PWSA announced the flush and boil advisory for North Side neighborhoods, Millvale and Reserve Township shortly after 8 p.m. Monday. Officials explained at a 10 p.m. press conference that the advisory stemmed from abnormal tests Friday — followed by normal tests Saturday — that led to the discovery of tears in the Lanpher Reservoir cover.

The tears left the water open to possible contamination from bird and other animal droppings, which led PWSA to issue the advisory late Monday.

In addition to boiling their own water, residents affected by the advisory have access to potable water at 10 sites. (See map below.)

Officials also clarified the timeline, with Peduto saying DEP was advising against a boil advisory Sunday. That order was revised after a consultant found tears in the reservoir cover Monday, at which time PWSA informed DEP of the issue. DEP handed down the order Monday afternoon.

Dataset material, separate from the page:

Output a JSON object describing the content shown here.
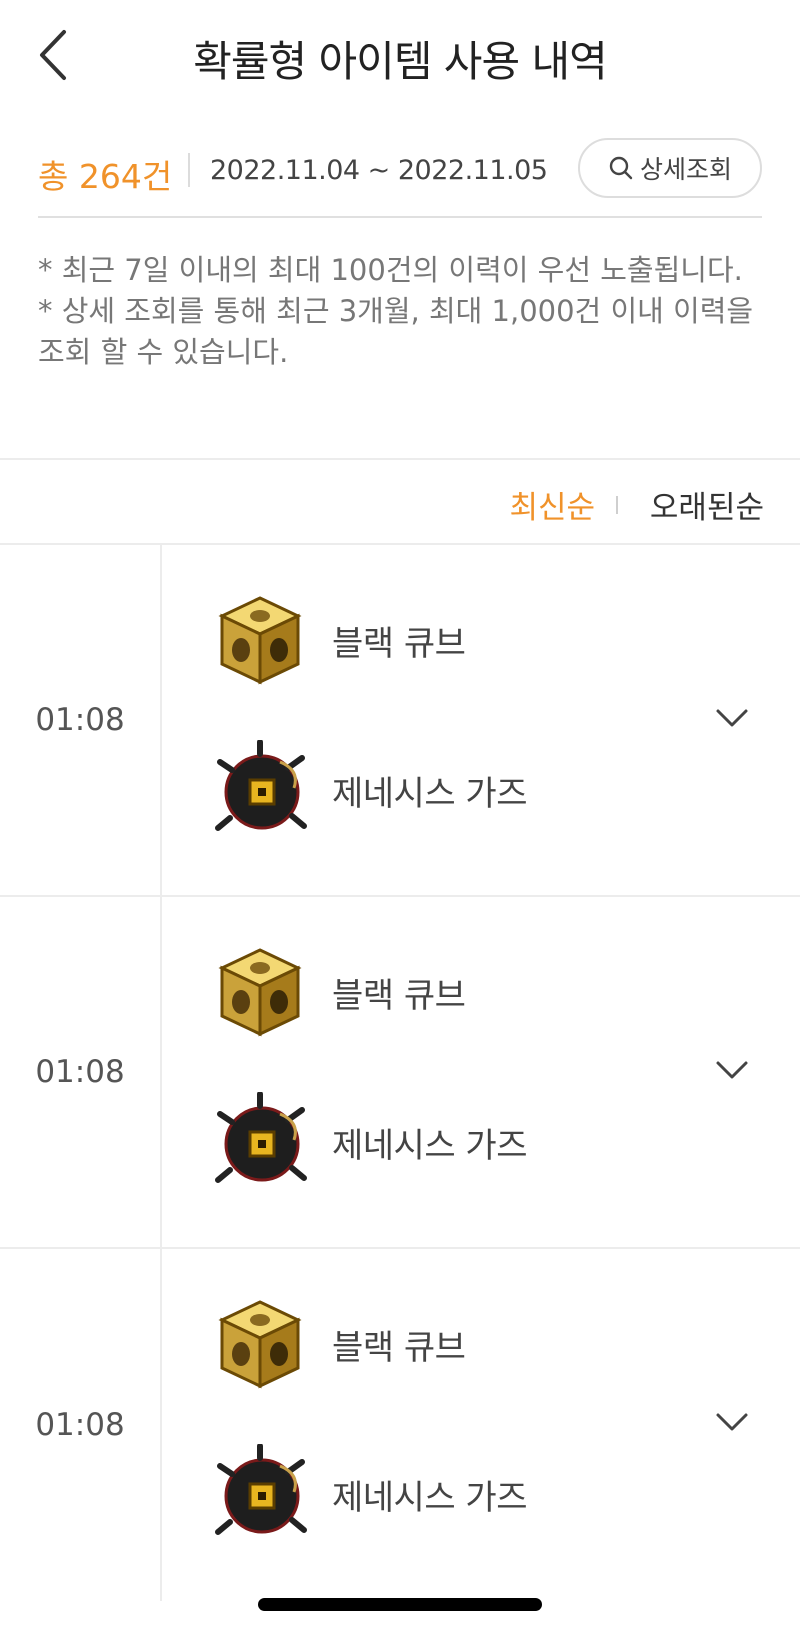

“PWSA must demonstrate to DEP in writing that the situation has been corrected and public health and safety are being protected before DEP will approve lifting of the boil water advisory and the resumption of water distribution from the Lanpher Reservoir,” Lauren Fraley, community relations coordinator for DEP, said by email. “Specifically, PWSA must flush the affected portions of its distribution system, maintain increased disinfectant residuals, and provide two consecutive days of sampling results collected from the affected area that are negative for total coliform bacteria. A lifting of the advisory must be approved by DEP in writing.”

Fraley was unable to immediately comment on Peduto’s statements about the order timeline.

Meanwhile, House Speaker Mike Turzai used the latest boil advisory to call on the state Senate to pass his bill to put PWSA under state oversight.

“The management failures at the PWSA have continued for too long. It is hard to fathom that 20 percent of the PWSA’s workforce is on disability leave. Further it is inconceivable that the authority loses 50 percent of its water as a result of leaks in the system,” the Allegheny County Republican said in a statement. “What have the city leaders done to remedy this deplorable situation? Oversight is needed to bring the system under control.”

While Peduto’s administration has expressed support for any additional assistance for PWSA, the mayor previously said Turzai introduced the bill without consulting city officials.

Peduto again stressed Tuesday that PWSA’s many problems will take years and billions of dollars to fix.